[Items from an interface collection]
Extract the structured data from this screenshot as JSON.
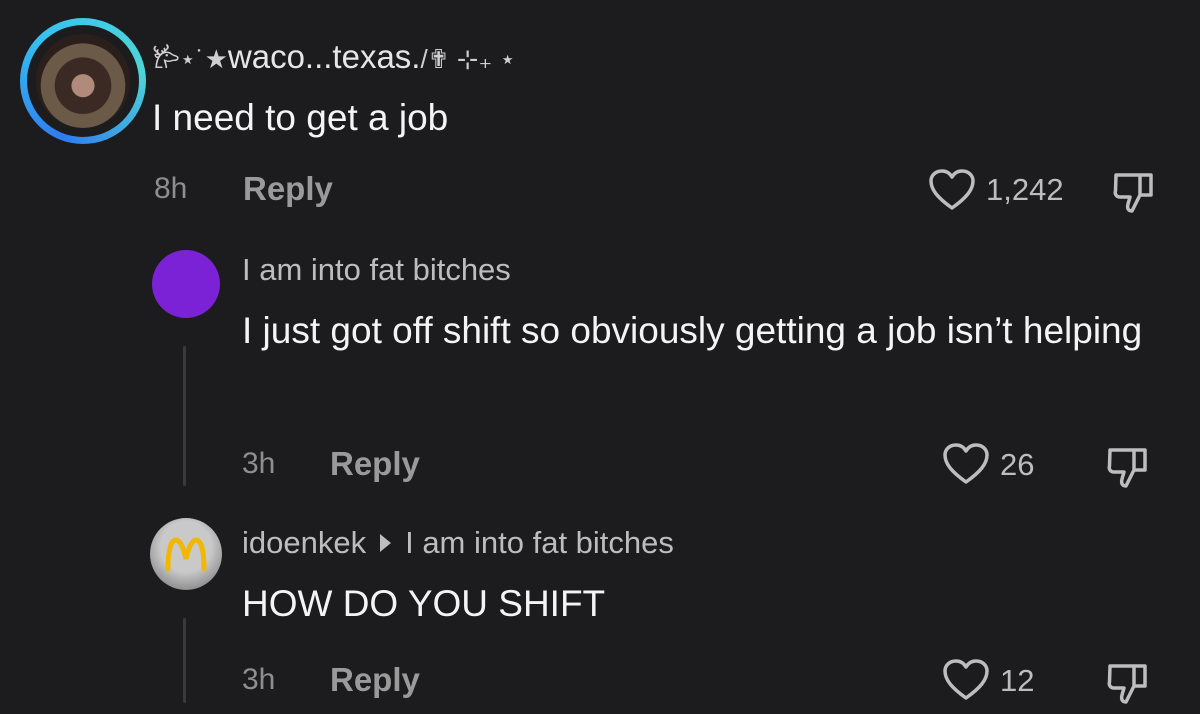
{
  "comments": [
    {
      "username": "waco...texas.",
      "username_prefix": "𐂂⋆˙★",
      "username_suffix": "/✟ ⊹₊ ⋆",
      "text": "I need to get a job",
      "time": "8h",
      "reply_label": "Reply",
      "likes": "1,242"
    },
    {
      "username": "I am into fat bitches",
      "text": "I just got off shift so obviously getting a job isn’t helping",
      "time": "3h",
      "reply_label": "Reply",
      "likes": "26"
    },
    {
      "username": "idoenkek",
      "reply_to": "I am into fat bitches",
      "text": "HOW DO YOU SHIFT",
      "time": "3h",
      "reply_label": "Reply",
      "likes": "12"
    }
  ],
  "colors": {
    "background": "#1c1c1e",
    "ring_gradient_start": "#2f7bf0",
    "ring_gradient_end": "#4ed6d6",
    "purple_avatar": "#7b22d6",
    "mcdonalds_yellow": "#f2b705"
  },
  "icons": [
    "heart-icon",
    "dislike-icon",
    "mcdonalds-logo"
  ]
}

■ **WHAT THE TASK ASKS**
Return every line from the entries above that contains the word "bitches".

■ **ANSWER BELOW**
      "username": "I am into fat bitches",
      "reply_to": "I am into fat bitches",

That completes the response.